The first three years were exciting; now I'm getting bored

For three years we had relentless focus on the core business. We were really good at what we did and resisted any suggestions that we do something new. I got bored and started to look for new business areas for us. Everyday I would come up with something new and race around trying to get everyone excited about it. Each new idea was rebuffed and people told me to get focused and move the business forward so we could get to the point where we could sell it.

I decided to look for potential buyers. I came up with long lists and then talked to everyone about them. Everyone said this was premature and a waste of time and bandwidth.

I can’t get myself refocused on the business. It is boring and I am doing to same thing over and over again.

Our raw materials on hand quadrupled while our sales had only doubled; I had no idea why

The team said we needed a bigger warehouse. The stock of raw materials was growing as we grew and the finished orders were piling up in the loading bay. We had racks from floor to ceiling.

I’m a great believer in analytics, so I started to find the data I needed to see what was going on. When we rented the warehouse, it was supposed to handle three times our existing volumes, so something was wrong. I looked at the relationship between raw materials and sales and this showed that we had increased the raw materials on hand by four times and sales had only doubled. But it was the finished stock that really scared me. We had 12 weeks stock on hand – our bench mark was 45 days. How had this happened?

I knew we were using more cash than we planned and this explained why. Before I lost my temper with the team I realized it was my responsibility for finding these things and asking the right questions. I was distracted by other parts of the business and not paying enough attention to the inventory and stock.

The financial model that got funded isn't one we're committed to

I’ve been working on the financial model for over a month. We’ve been over and over it and I think we have it pretty much right. We included it with the business plan to a range of investors. The first response focused on the gross margin and our pricing strategy. We answered all the questions and modified the model. The second investor was concerned about the growth and working capital requirements. The third investor wanted us to lease our equipment rather than buy it.

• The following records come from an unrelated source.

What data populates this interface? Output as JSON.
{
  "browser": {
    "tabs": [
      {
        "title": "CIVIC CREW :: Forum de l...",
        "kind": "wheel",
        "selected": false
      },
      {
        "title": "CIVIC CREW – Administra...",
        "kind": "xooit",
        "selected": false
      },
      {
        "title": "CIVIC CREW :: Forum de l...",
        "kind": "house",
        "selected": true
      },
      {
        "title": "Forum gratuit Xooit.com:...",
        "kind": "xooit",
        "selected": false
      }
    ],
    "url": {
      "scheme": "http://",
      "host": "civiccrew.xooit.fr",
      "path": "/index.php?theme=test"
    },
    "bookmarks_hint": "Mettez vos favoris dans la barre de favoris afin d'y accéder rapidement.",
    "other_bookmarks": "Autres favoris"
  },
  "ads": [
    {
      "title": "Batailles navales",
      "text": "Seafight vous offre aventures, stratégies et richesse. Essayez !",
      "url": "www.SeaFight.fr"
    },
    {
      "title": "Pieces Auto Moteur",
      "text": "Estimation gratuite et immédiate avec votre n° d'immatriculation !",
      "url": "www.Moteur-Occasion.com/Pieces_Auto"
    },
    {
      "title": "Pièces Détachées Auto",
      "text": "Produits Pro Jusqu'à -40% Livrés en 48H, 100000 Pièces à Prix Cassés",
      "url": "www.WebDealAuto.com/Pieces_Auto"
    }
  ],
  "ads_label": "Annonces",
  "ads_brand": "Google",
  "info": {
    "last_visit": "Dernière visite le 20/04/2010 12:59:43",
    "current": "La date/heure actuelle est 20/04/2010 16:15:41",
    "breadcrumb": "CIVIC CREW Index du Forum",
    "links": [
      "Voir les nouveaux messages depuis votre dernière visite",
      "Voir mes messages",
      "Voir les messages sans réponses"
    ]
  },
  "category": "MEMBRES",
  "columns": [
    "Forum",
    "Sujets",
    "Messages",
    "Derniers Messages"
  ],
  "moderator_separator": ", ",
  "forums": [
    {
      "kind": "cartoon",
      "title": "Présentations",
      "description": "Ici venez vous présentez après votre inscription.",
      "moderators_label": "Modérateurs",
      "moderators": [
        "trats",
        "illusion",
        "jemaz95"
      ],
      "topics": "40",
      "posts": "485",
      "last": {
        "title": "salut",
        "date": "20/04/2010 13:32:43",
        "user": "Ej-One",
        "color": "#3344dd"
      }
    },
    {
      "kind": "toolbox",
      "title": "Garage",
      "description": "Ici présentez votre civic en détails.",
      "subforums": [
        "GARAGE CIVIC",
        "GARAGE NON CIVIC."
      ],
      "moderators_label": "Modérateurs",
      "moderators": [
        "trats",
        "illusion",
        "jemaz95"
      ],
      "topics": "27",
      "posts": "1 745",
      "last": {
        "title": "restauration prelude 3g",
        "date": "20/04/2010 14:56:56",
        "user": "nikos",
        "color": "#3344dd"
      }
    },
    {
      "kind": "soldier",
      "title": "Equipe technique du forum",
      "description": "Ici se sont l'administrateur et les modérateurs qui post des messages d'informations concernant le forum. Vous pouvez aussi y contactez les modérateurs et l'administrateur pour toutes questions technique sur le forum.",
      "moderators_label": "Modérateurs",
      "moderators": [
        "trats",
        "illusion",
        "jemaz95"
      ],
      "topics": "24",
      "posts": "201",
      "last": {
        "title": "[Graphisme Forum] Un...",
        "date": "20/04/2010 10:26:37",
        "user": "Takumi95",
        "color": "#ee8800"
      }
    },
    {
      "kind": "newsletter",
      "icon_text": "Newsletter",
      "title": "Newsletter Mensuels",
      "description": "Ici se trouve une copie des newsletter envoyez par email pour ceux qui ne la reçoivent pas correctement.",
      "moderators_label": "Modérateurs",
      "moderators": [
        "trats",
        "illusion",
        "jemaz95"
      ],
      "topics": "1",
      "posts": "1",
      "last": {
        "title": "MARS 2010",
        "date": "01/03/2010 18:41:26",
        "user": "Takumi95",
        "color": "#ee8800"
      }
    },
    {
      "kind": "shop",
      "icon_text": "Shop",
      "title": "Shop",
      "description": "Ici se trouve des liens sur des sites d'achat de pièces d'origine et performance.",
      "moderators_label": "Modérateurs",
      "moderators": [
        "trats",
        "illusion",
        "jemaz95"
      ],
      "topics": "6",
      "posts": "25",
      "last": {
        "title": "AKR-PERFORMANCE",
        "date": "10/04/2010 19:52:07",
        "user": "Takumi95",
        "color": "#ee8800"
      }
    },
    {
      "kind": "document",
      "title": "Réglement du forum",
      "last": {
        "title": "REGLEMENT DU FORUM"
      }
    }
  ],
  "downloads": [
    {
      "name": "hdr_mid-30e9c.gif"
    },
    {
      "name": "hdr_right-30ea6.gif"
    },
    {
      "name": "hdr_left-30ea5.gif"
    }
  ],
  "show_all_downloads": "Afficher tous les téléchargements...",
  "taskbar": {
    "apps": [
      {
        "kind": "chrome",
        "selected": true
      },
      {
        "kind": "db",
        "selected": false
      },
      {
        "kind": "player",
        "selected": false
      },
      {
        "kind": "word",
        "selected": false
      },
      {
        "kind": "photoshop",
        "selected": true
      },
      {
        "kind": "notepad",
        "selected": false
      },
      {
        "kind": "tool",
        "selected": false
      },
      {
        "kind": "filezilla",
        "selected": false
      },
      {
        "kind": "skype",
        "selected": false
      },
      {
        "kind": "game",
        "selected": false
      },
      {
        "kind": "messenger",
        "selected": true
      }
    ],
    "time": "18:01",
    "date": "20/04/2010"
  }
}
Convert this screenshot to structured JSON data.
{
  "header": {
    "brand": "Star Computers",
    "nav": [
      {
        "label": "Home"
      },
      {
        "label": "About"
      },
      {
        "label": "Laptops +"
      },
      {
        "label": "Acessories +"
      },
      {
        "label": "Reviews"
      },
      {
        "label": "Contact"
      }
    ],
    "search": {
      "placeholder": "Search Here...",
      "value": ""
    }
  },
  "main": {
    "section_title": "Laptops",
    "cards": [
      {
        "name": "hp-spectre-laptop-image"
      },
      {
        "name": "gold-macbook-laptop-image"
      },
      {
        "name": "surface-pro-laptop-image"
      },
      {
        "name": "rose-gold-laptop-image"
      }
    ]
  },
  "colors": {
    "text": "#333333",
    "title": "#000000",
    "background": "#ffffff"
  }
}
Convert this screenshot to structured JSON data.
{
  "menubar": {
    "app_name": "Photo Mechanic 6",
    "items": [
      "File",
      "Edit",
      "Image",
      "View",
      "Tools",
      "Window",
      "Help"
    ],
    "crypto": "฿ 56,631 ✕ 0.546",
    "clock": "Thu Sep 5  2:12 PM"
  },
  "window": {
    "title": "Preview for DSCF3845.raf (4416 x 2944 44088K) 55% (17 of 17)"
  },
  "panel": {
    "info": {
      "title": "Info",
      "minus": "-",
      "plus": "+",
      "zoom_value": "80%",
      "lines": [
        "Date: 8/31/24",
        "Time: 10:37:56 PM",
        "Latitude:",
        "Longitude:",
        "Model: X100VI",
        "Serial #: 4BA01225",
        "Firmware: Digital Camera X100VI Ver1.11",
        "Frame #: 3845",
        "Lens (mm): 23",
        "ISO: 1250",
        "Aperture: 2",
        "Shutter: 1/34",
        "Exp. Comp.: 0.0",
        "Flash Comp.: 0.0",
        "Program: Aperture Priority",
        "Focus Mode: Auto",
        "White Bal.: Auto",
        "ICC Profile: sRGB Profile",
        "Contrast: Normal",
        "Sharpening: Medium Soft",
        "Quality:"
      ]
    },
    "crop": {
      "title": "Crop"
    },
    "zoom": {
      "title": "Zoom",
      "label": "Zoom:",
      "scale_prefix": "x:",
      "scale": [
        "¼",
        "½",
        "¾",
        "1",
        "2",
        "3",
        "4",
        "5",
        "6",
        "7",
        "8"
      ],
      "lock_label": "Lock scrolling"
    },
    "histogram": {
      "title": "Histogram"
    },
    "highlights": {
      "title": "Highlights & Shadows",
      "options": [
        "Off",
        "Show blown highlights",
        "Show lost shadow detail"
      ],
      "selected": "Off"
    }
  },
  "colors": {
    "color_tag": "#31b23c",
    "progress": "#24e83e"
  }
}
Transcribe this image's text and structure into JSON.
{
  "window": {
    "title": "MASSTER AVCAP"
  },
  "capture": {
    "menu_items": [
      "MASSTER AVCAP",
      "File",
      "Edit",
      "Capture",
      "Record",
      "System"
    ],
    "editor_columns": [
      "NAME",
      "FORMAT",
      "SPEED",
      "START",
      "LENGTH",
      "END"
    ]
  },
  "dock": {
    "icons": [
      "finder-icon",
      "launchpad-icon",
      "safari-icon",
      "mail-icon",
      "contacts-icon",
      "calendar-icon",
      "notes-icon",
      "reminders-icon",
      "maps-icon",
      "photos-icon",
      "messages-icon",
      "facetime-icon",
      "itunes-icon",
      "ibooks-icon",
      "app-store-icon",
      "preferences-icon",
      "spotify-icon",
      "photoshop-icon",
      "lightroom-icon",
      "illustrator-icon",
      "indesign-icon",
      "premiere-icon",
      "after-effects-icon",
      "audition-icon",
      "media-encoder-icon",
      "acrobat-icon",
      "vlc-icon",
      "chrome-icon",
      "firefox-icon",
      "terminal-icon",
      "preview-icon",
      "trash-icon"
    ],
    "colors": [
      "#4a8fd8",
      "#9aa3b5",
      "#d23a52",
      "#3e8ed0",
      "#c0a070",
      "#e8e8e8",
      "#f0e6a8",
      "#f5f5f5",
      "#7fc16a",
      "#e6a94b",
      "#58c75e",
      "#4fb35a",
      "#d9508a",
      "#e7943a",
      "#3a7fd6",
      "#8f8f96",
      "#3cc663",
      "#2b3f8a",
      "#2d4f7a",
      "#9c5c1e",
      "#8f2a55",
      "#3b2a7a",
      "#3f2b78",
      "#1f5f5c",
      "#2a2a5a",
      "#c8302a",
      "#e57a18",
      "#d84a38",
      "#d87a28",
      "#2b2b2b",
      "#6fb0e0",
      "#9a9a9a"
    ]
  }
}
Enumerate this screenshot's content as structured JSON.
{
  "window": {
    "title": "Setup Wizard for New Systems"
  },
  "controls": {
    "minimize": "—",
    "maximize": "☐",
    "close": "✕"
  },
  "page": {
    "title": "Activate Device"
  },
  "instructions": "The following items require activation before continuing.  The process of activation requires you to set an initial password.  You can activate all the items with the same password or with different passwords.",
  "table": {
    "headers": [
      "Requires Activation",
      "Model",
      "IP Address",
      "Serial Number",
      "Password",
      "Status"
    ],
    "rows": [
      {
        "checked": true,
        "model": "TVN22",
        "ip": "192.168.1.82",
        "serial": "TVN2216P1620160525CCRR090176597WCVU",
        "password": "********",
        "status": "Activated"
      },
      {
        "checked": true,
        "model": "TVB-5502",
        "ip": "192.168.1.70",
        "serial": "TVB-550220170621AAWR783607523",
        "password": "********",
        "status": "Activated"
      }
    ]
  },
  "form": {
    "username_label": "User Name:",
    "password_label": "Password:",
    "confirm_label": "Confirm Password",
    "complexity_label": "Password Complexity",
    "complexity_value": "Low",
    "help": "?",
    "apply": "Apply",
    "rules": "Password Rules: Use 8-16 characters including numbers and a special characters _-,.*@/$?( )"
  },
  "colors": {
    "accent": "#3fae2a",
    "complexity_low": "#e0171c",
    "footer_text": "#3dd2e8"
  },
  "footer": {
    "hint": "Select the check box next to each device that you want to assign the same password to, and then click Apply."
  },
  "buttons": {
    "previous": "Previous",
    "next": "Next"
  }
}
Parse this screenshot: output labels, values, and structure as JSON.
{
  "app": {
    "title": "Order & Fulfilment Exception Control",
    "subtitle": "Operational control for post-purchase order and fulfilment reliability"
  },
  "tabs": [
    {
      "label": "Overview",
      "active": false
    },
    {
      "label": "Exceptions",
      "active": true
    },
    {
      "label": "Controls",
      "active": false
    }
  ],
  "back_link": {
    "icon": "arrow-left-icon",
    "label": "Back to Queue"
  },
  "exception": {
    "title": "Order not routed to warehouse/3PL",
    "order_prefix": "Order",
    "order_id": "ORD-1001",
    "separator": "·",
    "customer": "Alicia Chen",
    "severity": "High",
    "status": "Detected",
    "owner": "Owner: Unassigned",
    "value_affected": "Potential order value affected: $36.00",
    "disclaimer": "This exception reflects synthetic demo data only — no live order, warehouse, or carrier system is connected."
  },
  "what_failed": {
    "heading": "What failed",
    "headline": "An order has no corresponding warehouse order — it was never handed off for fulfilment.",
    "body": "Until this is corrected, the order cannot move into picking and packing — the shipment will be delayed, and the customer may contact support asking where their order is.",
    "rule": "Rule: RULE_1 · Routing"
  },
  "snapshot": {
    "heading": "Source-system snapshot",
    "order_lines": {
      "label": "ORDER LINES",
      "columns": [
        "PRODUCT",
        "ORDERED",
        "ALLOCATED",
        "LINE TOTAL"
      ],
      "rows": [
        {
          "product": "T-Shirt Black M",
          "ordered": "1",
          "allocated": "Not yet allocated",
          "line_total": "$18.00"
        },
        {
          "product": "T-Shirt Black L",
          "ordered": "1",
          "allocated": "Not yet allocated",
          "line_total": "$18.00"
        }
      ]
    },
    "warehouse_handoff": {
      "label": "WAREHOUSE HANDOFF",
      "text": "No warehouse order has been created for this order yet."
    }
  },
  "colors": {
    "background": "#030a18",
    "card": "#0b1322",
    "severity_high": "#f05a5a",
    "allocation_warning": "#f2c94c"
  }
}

All three wanted to invest subject to their concerns. When we factored all their input into the model the results were very different from our original ideas. Their input meant the cash flow was better but margins were depressed and the cash flows remained negative for a longer period. 

We sent the revised model back to the investors. They all had additional questions and suggestions and wanted more modifications. We then went to the investor who we hope would lead the round to see if we could get some consensus and agreement around one model. The investor agreed and we closed the round, but it took three months longer than we had planned for, took up a lot of time, and left us with a plan that we weren’t that committed to, but we did have the money.

As my public profile grew, I had less responsibility running the business

Our business was featured in a major newspaper and then our products won a international award for the best educational platform. We were all proud of our achievements. Speaking invitations started to come in and I thought this would be great for publicity.

The next thing I knew, I was travelling four months a year to speak at conferences and universities. I really enjoyed all the new people I was meeting and I thought I was doing a lot of good for the business. The more I travelled, the easier it was to raise money. We recruited over 40 new people and won two major government contracts. When I was home, I still acted as the CEO, but I had more and more trouble inserting myself back into the business. So much was happening when I was away that it took a lot of time to catch up. There were new people in the company I hadn’t met and new customers I didn’t know.

The COO was now running the company and I was distant from the day to-day operations. At one of the quarterly Board Meetings I was asked to step down as CEO and become Chairman. I don’t know how I feel about this but I wish it had been my choice to make.